A pipeline explosion near to Otterburne, Manitoba on Saturday night has left more than 4,000 residents without power or heat as temperatures reach a low of -20 C. The Royal Canadian Mounted Police, who carried out an investigation into the explosion, say they do not believe that foul play was involved.
Shortly after midnight on Saturday, the Manitoba pipeline exploded about 50 kilometers south of Winnipeg, leading to massive power outages as the fire burned for more than 12 hours.
A local state of emergency was released via a news release in the Rural Municipality of Hanover, confirming that the gas outage was expected to last in excess of 72 hours.
Katie Nicholson from CBC reported on the weather in the area:
“We are in the midst of another temperature drop. A bit of an Arctic front is moving in here, and to the south of us, there is a blizzard system, so people in this area are going to get a nasty, cold, winter storm day.”
Nicki Albis, a spokesperson for the emergency relief effort, said following the pipeline explosion:
“We know it’s cold and people may be concerned about that but we are on the job here. Everyone here’s communicating well. We have a great group of people at the site and in the communities who have set up their emergency operation centres to handle this dilemma.”
The RCMP responded after midnight to a “loud explosion,” which turned out to be the Manitoba pipeline explosion.
Paul Rawluk, who lives nearby, said:
“As we got closer, we could see these massive 200 to 300 metre high flames just shooting out of the ground and it literally sounded like a jet plane. And that’s the thing that really got us, was the sound of it.”

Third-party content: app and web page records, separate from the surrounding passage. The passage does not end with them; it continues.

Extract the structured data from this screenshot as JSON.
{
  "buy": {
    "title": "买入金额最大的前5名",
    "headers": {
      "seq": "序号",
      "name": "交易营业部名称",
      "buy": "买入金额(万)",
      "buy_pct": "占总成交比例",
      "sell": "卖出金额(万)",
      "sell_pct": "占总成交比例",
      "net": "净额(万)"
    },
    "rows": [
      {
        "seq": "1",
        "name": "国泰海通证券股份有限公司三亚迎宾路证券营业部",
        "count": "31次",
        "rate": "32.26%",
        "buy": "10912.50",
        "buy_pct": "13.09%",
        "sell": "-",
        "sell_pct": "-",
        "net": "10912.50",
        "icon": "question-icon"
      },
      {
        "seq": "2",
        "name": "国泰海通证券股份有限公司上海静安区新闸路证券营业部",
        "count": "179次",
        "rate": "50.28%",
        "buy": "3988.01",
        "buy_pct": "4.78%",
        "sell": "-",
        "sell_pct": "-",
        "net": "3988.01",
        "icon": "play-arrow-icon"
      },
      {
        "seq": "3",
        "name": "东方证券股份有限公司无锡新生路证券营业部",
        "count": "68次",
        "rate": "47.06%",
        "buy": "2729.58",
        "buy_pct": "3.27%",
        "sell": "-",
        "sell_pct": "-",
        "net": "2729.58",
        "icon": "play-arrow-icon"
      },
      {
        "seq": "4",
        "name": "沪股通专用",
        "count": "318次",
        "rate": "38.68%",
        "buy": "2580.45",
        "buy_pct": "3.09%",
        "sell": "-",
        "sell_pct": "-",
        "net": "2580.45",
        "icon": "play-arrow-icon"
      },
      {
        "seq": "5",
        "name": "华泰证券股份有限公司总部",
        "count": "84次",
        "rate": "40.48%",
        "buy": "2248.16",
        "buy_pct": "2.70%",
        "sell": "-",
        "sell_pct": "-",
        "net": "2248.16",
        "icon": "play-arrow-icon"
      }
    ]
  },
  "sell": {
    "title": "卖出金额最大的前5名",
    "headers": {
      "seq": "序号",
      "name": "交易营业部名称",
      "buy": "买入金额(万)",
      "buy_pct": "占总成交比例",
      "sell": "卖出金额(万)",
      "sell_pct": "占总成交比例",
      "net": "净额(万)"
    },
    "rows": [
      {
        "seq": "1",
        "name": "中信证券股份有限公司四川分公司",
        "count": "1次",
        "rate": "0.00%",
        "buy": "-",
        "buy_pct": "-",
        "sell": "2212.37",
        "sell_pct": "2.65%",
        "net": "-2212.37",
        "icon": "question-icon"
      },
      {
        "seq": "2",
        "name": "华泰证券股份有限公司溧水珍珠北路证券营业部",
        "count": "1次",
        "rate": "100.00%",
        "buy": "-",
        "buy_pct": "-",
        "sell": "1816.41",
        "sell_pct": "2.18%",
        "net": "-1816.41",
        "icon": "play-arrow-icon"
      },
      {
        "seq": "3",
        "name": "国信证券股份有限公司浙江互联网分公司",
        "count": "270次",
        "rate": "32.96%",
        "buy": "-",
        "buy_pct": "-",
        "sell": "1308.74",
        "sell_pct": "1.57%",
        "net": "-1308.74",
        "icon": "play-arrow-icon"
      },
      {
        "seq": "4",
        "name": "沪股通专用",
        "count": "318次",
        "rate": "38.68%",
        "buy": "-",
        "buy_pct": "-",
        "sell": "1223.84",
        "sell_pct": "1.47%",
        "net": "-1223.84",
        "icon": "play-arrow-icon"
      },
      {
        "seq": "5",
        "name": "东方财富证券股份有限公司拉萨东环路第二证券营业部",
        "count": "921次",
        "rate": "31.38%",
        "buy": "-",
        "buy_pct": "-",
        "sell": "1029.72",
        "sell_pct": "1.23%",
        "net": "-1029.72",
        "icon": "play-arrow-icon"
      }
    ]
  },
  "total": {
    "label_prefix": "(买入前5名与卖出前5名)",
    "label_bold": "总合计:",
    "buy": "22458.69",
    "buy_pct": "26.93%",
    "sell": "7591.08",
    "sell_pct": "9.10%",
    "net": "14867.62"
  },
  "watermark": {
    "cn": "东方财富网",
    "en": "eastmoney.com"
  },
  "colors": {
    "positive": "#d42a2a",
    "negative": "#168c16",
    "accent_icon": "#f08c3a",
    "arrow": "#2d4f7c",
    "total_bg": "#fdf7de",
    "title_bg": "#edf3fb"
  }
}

It remains to be seen how long the 4,000 local residents will be without power as a result of the pipeline explosion as emergency teams work around the clock to restore the situation in the area to normal.